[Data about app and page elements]
————————
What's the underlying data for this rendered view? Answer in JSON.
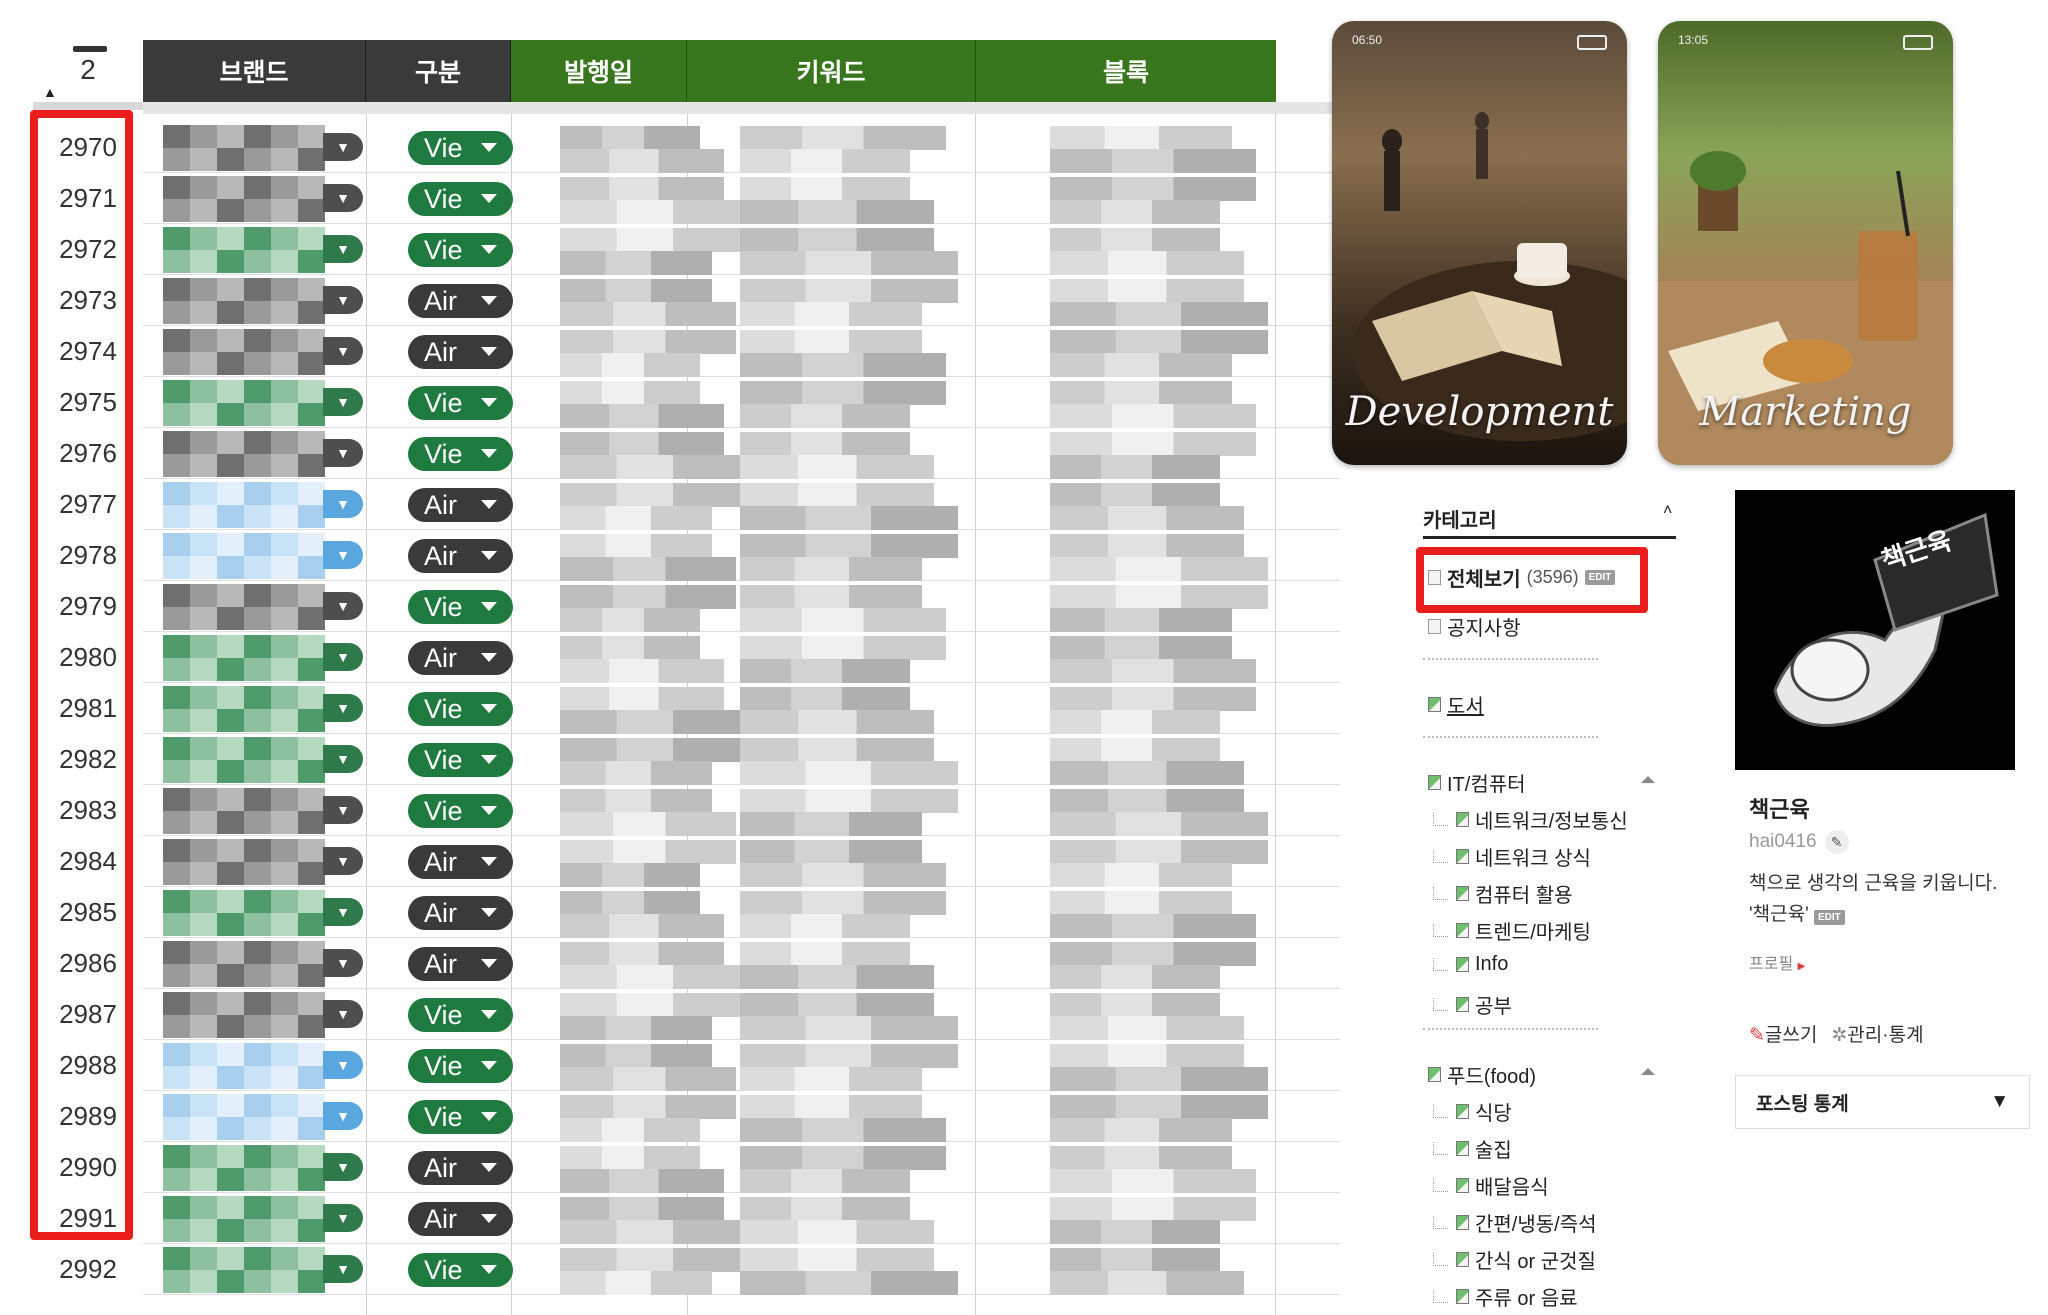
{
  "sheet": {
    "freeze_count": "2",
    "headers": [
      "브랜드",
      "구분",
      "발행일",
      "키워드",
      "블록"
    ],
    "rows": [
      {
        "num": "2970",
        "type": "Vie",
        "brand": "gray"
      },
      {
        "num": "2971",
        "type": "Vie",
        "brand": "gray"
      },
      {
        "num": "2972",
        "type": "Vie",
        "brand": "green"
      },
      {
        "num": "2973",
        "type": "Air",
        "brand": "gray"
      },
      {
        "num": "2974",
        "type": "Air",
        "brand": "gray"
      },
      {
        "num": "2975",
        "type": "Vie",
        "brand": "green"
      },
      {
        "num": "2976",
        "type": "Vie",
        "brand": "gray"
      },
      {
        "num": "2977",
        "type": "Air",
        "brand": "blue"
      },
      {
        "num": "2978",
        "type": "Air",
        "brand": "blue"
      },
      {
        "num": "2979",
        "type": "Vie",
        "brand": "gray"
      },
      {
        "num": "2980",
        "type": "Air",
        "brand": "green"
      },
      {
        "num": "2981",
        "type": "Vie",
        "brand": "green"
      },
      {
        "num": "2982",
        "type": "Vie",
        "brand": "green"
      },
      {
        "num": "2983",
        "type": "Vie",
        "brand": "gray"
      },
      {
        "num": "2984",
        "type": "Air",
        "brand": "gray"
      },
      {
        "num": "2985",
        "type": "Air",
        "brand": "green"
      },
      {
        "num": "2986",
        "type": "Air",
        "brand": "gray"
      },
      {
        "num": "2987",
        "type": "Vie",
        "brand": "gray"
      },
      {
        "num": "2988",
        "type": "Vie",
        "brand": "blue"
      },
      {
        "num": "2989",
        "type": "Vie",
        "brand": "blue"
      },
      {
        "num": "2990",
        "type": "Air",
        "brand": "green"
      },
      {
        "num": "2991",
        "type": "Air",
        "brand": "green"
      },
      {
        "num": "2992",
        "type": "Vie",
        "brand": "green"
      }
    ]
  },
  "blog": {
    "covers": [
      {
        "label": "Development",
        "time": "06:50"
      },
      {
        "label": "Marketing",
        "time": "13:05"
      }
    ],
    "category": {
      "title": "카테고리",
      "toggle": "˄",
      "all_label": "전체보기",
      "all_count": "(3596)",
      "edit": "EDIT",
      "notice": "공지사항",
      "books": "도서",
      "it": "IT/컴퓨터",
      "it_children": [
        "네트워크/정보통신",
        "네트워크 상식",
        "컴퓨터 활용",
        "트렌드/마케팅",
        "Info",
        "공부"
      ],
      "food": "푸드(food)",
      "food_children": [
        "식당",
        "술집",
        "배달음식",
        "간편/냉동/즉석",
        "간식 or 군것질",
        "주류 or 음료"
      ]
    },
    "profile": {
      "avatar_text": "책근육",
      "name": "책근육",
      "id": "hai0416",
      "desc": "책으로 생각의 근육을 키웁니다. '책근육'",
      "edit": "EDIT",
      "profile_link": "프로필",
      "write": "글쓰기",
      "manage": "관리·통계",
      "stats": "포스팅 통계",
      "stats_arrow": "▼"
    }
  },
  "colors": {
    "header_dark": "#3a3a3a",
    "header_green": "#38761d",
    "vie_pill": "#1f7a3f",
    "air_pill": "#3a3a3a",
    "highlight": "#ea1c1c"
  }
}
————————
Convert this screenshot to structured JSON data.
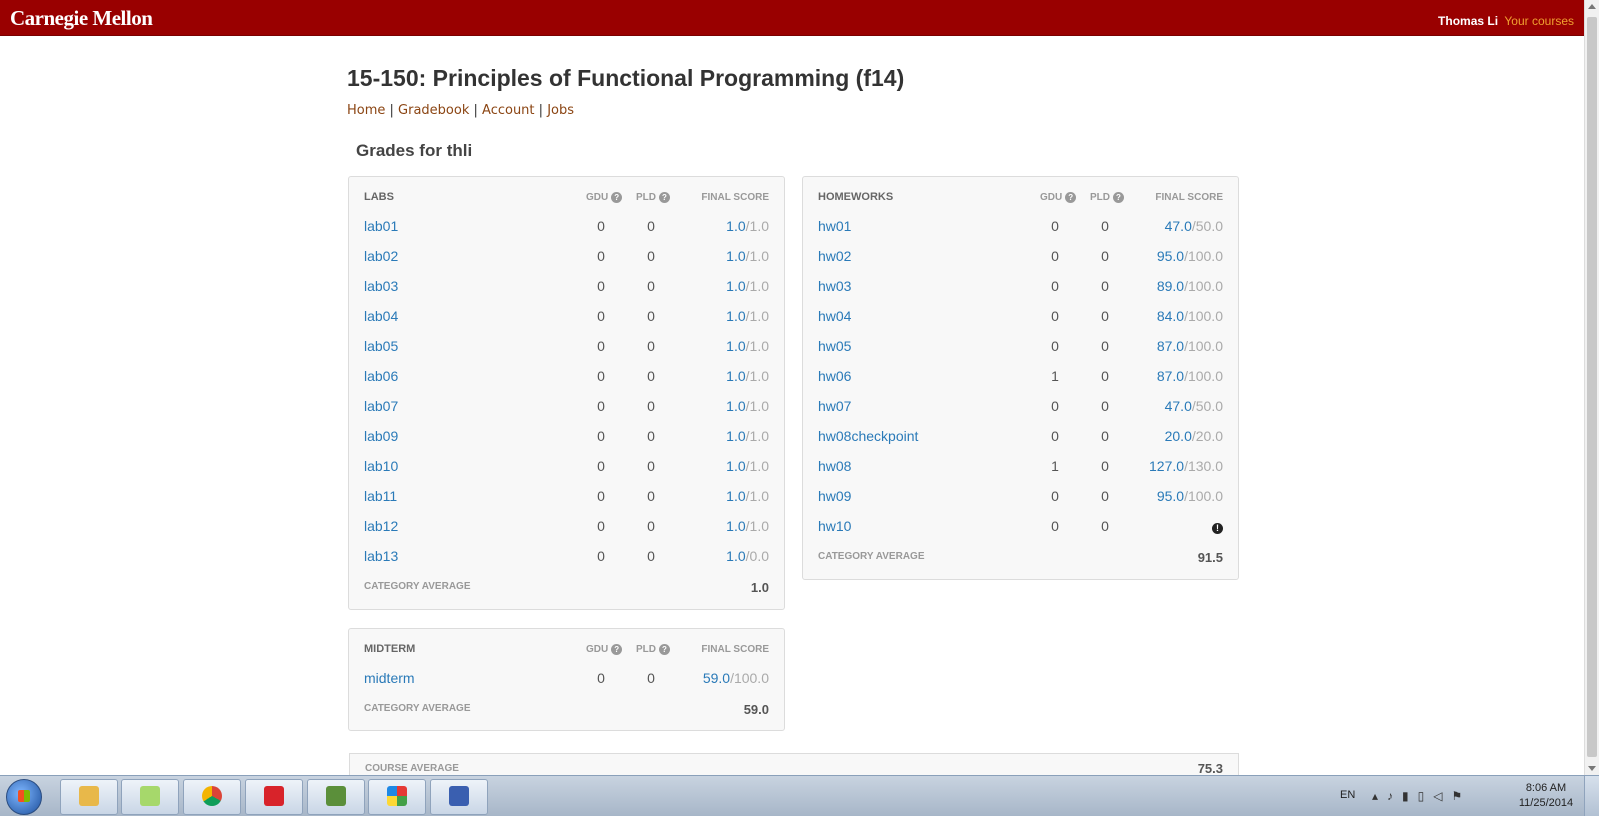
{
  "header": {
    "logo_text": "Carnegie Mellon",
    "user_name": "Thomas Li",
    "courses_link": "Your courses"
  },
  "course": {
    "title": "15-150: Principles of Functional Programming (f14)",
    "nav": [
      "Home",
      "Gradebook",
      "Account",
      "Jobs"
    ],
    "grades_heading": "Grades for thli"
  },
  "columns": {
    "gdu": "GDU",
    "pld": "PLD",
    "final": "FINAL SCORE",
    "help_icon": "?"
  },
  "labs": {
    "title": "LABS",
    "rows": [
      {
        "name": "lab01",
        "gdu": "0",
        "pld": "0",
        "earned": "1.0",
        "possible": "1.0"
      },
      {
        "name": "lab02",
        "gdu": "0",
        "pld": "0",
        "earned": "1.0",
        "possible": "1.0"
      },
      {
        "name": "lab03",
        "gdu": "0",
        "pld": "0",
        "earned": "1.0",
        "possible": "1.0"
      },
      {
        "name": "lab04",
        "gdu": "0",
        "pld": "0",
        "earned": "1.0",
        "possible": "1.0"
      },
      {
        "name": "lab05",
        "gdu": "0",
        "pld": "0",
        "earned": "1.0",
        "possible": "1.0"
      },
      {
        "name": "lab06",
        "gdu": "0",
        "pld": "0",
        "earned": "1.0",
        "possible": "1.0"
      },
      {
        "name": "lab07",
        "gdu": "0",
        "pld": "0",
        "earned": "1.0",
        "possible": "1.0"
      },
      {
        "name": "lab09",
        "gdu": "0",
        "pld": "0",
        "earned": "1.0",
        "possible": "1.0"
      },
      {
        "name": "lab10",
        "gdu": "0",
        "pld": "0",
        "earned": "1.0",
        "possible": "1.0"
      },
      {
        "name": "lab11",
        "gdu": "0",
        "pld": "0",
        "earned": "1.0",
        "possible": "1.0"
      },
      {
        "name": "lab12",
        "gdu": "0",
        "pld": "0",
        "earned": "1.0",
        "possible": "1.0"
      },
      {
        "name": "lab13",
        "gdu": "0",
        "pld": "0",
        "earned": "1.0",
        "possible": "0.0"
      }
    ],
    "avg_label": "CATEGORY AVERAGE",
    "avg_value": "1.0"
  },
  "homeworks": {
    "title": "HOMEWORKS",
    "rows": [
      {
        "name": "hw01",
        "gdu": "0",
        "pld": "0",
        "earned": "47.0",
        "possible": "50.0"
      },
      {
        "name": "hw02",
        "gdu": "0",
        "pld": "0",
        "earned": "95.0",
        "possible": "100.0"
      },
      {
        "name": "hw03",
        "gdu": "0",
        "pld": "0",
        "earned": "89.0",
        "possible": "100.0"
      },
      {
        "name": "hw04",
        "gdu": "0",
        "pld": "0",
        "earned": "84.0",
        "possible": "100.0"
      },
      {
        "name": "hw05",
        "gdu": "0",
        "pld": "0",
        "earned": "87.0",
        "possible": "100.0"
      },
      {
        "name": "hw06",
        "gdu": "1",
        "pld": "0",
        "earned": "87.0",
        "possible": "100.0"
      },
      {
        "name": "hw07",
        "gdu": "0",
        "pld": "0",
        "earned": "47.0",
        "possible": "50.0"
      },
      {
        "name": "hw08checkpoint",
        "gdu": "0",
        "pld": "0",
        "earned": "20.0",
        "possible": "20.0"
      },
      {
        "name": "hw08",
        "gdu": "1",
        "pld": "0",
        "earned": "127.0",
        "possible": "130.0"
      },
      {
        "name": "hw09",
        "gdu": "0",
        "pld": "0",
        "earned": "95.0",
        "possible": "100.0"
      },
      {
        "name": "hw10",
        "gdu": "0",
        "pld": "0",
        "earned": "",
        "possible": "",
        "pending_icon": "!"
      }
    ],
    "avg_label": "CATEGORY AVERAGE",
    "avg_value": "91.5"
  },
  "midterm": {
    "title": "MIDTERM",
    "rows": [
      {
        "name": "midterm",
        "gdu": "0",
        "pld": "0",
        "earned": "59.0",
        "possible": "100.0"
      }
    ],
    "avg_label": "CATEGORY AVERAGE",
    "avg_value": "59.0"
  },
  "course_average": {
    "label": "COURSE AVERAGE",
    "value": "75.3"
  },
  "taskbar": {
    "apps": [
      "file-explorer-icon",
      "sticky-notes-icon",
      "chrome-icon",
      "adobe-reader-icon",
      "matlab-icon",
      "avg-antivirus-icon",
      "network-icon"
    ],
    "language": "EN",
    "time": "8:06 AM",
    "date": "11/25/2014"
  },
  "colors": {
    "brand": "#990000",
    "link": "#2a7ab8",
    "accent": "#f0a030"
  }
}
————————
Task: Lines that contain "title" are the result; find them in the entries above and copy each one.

Result of this task:
      "title": "카테고리",
    "title": "15-150: Principles of Functional Programming (f14)",
    "title": "LABS",
    "title": "HOMEWORKS",
    "title": "MIDTERM",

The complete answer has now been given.